[Stored records]
• • • • • • •
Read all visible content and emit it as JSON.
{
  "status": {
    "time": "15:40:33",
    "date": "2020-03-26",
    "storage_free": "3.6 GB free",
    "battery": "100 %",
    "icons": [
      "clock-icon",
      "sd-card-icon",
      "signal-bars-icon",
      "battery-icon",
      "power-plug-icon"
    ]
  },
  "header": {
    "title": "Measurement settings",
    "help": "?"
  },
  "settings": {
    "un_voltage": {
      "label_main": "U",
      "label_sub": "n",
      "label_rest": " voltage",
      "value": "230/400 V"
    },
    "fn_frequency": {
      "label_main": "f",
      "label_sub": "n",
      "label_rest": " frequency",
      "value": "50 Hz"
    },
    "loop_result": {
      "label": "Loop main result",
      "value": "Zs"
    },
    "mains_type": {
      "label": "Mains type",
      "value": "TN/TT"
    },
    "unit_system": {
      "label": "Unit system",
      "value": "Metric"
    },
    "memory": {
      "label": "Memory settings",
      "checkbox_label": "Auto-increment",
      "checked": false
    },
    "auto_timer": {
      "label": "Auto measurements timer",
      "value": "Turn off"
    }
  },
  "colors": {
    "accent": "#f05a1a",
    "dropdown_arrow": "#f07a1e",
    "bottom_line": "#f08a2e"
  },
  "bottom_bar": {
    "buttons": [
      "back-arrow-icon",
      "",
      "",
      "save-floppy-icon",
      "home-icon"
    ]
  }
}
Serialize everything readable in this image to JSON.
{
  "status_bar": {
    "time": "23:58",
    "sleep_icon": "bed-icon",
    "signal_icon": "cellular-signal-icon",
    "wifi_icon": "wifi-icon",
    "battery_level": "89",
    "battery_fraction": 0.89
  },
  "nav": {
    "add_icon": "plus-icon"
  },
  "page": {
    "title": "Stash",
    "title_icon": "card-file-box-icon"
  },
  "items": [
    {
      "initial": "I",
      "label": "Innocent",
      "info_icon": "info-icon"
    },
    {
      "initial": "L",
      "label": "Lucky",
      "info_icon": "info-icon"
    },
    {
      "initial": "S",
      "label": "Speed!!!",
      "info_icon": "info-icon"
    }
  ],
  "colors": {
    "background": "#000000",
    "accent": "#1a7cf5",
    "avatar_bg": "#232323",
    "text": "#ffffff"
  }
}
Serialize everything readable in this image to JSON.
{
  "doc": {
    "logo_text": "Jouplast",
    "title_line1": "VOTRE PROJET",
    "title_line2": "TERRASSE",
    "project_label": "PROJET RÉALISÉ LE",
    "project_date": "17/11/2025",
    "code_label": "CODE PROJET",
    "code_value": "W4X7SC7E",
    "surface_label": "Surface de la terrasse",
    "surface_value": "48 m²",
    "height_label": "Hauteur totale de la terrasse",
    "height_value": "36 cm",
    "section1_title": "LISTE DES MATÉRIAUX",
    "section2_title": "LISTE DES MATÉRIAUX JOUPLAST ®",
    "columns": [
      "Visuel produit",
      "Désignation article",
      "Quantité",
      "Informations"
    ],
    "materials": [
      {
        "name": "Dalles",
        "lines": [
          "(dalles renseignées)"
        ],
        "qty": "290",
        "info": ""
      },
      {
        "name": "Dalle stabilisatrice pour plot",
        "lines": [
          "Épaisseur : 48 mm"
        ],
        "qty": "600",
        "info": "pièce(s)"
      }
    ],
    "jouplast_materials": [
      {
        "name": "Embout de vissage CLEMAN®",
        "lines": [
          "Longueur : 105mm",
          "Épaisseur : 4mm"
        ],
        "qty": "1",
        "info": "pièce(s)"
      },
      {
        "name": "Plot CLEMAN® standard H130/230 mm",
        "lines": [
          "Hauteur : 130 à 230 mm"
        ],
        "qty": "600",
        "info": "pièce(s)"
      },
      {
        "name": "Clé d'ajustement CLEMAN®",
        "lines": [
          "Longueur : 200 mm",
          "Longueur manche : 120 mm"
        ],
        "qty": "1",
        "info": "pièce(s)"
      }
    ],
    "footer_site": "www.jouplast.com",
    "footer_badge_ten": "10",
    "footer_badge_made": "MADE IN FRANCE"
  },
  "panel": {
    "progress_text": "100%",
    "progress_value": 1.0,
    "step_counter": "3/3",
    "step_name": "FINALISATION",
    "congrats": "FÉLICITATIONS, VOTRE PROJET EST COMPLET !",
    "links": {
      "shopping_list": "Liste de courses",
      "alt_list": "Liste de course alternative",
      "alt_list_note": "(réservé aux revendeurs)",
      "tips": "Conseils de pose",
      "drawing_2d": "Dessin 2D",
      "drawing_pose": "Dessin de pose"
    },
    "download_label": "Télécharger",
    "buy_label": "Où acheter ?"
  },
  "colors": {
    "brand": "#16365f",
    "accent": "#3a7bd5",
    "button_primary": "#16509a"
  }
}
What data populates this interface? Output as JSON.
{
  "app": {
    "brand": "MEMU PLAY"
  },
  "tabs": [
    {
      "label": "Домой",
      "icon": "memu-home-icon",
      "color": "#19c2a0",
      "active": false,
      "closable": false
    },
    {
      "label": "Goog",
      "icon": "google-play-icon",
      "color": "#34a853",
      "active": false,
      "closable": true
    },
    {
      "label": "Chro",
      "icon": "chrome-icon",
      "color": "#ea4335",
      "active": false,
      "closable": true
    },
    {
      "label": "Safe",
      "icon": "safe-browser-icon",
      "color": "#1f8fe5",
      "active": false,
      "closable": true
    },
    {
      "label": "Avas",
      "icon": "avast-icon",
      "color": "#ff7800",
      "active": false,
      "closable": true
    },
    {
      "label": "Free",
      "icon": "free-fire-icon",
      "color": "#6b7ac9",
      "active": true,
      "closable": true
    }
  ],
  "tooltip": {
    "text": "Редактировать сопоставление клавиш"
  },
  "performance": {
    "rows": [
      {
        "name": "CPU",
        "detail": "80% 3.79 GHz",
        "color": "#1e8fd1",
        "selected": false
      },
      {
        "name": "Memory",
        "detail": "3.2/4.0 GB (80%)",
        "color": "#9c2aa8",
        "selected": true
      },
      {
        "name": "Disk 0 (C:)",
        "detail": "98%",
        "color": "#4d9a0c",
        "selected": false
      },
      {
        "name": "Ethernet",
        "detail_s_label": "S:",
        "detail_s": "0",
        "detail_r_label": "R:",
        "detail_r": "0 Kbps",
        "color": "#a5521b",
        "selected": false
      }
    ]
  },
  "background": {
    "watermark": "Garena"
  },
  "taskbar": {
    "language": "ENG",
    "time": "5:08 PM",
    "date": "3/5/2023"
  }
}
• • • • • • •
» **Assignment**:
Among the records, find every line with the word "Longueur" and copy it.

» **Written reply**:
          "Longueur : 105mm",
          "Longueur : 200 mm",
          "Longueur manche : 120 mm"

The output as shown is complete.